Criminals exploiting the price rise led to 2020 being the “worst ever” year for dog thefts, with charity DogLost recording a 170% increase in the crime, with 465 dogs reported stolen last year compared to 172 in 2019.
DogHorn, a group founded by a former RAF pilot in November to fight back against the crime, has now attracted 10,000 supporters who deter thefts with patrols and group dog walks in high visibility vests and lanyards.
Supporters of the group are also taught to sound SOS signals if attacked by would-be thieves so fellow DogHorn walkers can come to their aid, and to compose descriptions of criminals and memorise number plates.
One supporter, canine behaviour specialist Ange Rowland, said: “The prospect of having a dog stolen is certainly heartbreaking and very frightening. I have known people too frightened to walk their dog.
DogHorn was founded in November to protect pets from theft
“You still hear people say it won’t happen to me but it can happen to anyone. It is so important to make people aware that it can happen to anyone, and DogHorn is a great way of doing that.
“Walking in groups makes people less vulnerable and helps them feel confident. Having a distress signal or some sort of alarm is a reassurance for people as they know that it will draw attention to getting help.”
The dog walkers’ distress signal promoted by DogHorn was developed by the group’s founder and former RAF pilot Nigel King.
He explained to You magazine: “It’s no good picking up the phone – by the time someone’s come to help, the thief’s a long way away.
“I realised the quickest way to gain assistance is through the use of sound. We came up with a loud whistle, normally used by football referees.”

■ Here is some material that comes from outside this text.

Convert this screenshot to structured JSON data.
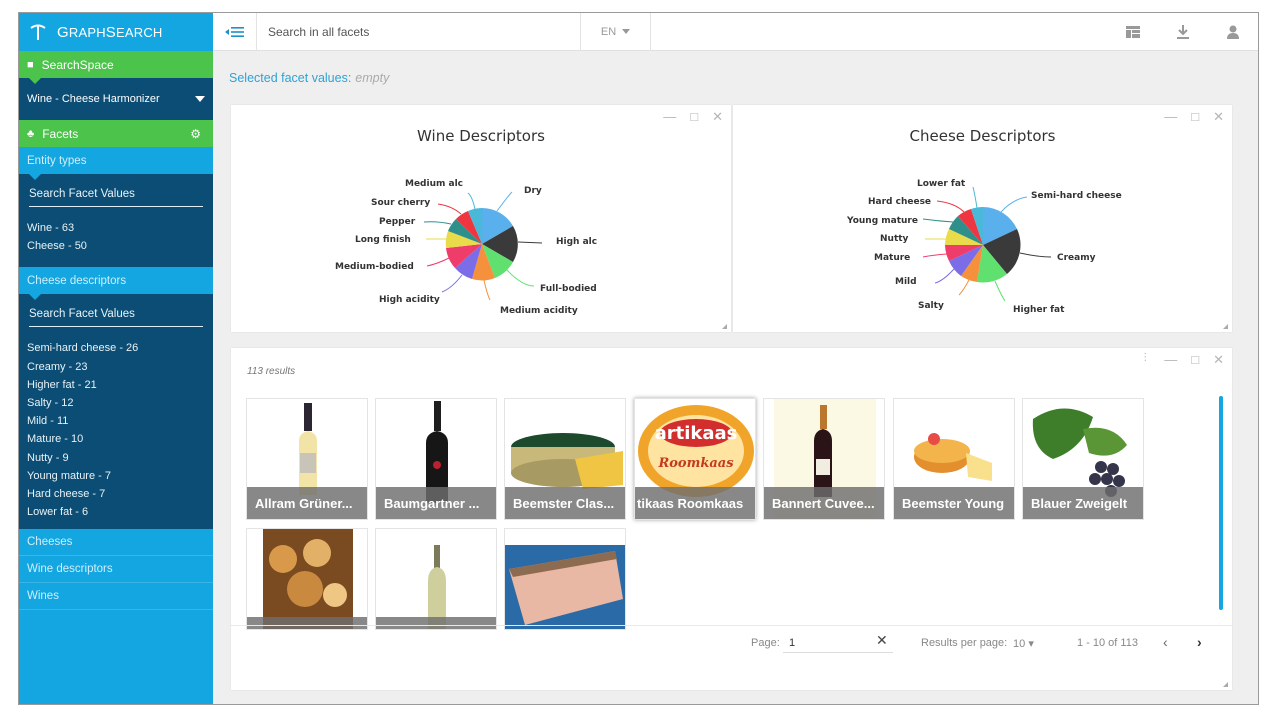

Supporters of DogHorn have anecdotally reported a sharp decrease in dog thefts, and believe the readiness of pet owners to respond to attempted thefts deters attempts to snatch animals.
It is hoped DogHorn’s efforts will help protect the vast number of pets acquired in the UK during lockdown, as Google searches for "buy a puppy" went up by 166% and an estimated 2.2 million people bought animals.
In response to the rise in dog-related crimes the Government announced a Pet Theft Taskforce to tackle the issue.
Home Secretary Priti Patel said following the launch that: “Having callous thieves steal a much-loved pet is heart-breaking for families.”
The Taksforce will: “Gather evidence to understand the factors that may be contributing to any perceived rise in thefts and to recommend any necessary measures to tackle the problem.”
Stealing a pet is a criminal offence under the Theft Act 1968, and carries a maximum penalty of seven years in prison. Causing suffering to an animal during a theft also makes any thief liable under the Animal Welfare Act.